 Any archbishop, bishop, earl or baron whatever who passes through our forest shall be allowed to take one or two beasts under the supervision of the forester, if he is to hand; but if not, let him have the horn blown, lest he seem to be doing it furtively.
 Every free man may henceforth without being prosecuted make in his wood or in land he has in the forest a mill, a preserve, a pond, a marl-pit, a ditch, or arable outside the covert in arable land, on condition that it does not harm any neighbour.
 Every free man shall have the eyries of hawks, sparrowhawks, falcons, eagles and herons in his woods, and likewise honey found in his woods.
 No forester henceforth who is not a forester-in-fee rendering us a farm for his bailiwick may exact any chiminage’ in his bailiwick; but a forester-in-fee rendering us a farm for his bailiwick may exact chiminage, namely for a cart for half a year 2d and for the other half year 2d, and for a horse with a load for half a year 1/2d and for the other half year 1/2d, and only from those who come from outside his bailiwick as merchants with his permission into his bailiwick to buy wood, timber, bark, or charcoal and take them elsewhere to sell where they wish; and from no other cart or load shall any chiminage be exacted, and chiminage shall only be exacted in places where it used to be exacted of old and ought to have been exacted. Those, on the other hand, who carry wood, bark, or charcoal on their backs for sale, although they get their living by it, shall not in future pay chiminage. In respect of the woods of others no chiminage shall be given to our foresters beyond [that given] in respect of our own2 woods.3

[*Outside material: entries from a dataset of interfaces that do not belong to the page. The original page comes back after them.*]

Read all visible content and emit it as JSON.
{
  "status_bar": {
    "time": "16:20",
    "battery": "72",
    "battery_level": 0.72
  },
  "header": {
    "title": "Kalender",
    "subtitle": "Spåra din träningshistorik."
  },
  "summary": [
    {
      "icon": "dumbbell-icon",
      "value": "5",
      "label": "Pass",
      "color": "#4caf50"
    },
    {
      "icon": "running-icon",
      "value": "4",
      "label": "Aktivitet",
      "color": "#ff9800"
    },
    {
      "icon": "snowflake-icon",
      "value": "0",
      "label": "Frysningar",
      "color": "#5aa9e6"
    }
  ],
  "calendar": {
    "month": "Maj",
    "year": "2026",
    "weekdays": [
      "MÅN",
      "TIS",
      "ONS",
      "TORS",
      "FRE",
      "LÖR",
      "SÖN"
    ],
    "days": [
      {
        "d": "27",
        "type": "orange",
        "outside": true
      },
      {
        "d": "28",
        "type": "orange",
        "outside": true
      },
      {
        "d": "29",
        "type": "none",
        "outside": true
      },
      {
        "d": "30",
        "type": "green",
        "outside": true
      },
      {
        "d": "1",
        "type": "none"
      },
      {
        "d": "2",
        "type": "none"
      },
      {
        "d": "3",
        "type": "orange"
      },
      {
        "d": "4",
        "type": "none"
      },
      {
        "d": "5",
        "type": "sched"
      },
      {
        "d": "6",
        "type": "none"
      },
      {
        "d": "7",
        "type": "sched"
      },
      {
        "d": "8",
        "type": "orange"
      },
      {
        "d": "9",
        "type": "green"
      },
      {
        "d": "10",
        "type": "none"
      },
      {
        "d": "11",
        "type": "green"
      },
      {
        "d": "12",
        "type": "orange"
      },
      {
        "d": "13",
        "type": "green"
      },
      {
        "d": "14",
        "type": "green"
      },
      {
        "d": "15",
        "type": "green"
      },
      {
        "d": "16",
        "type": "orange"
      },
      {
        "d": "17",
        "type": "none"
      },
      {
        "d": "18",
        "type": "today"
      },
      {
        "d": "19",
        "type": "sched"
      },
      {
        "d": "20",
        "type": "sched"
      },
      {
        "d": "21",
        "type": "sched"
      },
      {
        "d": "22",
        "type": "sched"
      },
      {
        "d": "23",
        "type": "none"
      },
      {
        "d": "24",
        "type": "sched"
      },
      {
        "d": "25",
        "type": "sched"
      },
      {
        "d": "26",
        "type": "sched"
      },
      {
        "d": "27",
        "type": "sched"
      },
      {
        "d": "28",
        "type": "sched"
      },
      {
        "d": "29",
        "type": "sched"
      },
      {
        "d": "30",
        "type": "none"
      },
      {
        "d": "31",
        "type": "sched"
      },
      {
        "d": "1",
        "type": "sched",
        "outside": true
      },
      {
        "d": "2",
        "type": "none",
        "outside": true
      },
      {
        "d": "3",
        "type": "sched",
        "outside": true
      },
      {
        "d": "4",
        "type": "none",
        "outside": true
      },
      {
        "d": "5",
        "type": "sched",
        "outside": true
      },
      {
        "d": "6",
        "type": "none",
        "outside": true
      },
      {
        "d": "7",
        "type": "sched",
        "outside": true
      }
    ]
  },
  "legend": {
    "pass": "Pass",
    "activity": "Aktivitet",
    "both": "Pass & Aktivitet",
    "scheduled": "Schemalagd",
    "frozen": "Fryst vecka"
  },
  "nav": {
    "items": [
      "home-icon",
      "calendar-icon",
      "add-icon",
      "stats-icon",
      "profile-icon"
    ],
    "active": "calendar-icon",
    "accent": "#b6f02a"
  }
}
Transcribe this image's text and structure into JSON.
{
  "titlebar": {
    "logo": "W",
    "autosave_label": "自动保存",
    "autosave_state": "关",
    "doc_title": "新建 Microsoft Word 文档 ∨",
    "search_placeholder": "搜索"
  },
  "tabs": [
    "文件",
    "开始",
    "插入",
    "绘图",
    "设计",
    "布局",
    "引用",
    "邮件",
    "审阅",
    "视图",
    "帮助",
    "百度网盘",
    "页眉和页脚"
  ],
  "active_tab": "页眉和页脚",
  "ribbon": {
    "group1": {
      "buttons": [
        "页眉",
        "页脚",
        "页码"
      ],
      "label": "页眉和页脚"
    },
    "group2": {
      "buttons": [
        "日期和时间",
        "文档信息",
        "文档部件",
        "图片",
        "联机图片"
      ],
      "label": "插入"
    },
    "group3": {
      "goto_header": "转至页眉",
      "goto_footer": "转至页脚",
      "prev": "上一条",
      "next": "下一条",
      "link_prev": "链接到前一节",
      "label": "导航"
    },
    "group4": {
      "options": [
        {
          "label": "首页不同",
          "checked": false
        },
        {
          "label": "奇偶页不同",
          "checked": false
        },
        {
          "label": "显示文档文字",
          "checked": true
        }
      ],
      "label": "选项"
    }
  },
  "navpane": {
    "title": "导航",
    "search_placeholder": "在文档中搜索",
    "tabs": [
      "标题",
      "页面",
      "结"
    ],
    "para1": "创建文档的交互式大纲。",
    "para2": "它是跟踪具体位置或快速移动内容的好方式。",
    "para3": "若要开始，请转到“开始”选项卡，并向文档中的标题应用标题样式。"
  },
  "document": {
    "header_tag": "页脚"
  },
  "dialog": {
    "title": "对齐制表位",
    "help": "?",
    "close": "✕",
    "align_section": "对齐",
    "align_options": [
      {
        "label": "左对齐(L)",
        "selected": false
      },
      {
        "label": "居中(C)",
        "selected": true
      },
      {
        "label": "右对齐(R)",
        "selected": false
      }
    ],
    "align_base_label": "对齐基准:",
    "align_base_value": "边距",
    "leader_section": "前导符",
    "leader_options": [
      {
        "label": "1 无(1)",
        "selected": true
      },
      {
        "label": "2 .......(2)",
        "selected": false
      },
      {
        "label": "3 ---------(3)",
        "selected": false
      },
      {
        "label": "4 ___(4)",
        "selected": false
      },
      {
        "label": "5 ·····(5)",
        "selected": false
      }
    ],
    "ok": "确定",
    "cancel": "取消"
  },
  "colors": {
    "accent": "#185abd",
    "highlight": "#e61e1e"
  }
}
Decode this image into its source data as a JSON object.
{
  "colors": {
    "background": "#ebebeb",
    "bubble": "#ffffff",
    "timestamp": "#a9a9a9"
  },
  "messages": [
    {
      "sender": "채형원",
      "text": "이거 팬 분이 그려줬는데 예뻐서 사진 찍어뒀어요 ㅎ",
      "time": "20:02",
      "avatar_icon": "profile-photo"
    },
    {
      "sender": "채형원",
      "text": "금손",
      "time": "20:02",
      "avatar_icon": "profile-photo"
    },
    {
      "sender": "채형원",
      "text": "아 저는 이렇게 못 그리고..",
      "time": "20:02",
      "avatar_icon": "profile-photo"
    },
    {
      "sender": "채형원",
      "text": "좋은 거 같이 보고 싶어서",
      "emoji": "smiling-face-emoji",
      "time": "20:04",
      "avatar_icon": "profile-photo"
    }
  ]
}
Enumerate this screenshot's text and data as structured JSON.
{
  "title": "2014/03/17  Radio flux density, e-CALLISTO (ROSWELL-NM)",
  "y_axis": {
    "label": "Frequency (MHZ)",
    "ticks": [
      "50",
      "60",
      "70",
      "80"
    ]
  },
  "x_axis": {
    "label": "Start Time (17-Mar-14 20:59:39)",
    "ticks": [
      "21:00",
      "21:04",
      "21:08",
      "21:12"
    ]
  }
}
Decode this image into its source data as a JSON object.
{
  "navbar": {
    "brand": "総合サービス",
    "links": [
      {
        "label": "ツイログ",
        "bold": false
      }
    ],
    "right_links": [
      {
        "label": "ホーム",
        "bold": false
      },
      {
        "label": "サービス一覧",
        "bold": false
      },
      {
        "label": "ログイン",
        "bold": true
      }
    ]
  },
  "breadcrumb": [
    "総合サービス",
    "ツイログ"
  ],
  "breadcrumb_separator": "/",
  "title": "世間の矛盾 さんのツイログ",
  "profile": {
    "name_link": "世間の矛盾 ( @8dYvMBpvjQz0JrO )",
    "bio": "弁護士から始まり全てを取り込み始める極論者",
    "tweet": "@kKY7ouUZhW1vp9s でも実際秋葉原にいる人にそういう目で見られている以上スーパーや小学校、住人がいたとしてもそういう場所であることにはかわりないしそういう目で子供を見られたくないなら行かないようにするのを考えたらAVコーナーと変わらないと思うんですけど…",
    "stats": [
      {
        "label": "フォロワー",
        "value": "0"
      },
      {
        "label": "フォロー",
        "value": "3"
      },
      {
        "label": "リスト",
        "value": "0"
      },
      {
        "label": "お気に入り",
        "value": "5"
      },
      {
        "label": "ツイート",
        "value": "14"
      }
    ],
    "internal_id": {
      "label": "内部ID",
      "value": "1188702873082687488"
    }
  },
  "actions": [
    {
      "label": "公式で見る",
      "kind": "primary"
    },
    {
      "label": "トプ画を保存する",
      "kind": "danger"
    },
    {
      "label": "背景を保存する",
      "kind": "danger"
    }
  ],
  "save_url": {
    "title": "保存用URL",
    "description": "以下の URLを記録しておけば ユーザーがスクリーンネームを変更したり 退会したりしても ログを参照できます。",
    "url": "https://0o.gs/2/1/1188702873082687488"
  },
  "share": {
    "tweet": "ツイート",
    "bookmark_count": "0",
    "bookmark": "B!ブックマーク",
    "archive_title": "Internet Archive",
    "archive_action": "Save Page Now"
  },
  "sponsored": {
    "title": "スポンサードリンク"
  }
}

 All who from the time of king Henry our grandfather up to our first coronation have been outlawed for a forest offence only shall be released from their outlawry without legal proceedings and shall find reliable pledges that they will not do wrong to us in the future in respect of our forest.
 No castellan or other person may hold forest pleas either of the vert or the venison but each forester-in-fee shall attach forest pleas of both the vert and the venison and present them to the verderers of the districts and when they have been enrolled and closed under the seals of the verderers they shall be presented to the head forester when he arrives in those parts to hold forest pleas and be determined before him.
 These liberties concerning the forests we have granted to everybody, saving to archbishops, bishops, abbots, priors, earls, barons, knights, and other persons, ecclesiastical and secular, Templars and Hospitallers, the liberties and free customs, in forests and outside, in warrens and other things, which they had previously. All these aforesaid customs and liberties which we have granted to be observed in our kingdom as far as it pertains to us towards our men, all of our kingdom, clerks as well as laymen, shall observe as far as it pertains to them towards their men. Because we have not yet a seal we have had the present charter sealed with the seals of our venerable father the lord Gualo cardinal priest of St Martin, legate of the apostolic see, and William Marshal earl of Pembroke, ruler of us and of our kingdom. Witness the aforenamed and many others. Given by the hands of the aforesaid lord, the legate, and of William Marshal at St Paul’s, London, on the sixth day of November in the second year of our reign.
 i.e. of payments at the Exchequer
 purprestures: required by the context, an accidental omission, supplied from the Forest Charter of 1225
 A toll levied on transport in the forest.
 literally, demesne
 An obscure Latin sentence, not found in the 1225 or later reissues of the Forest Charter. This would seem to be its meaning.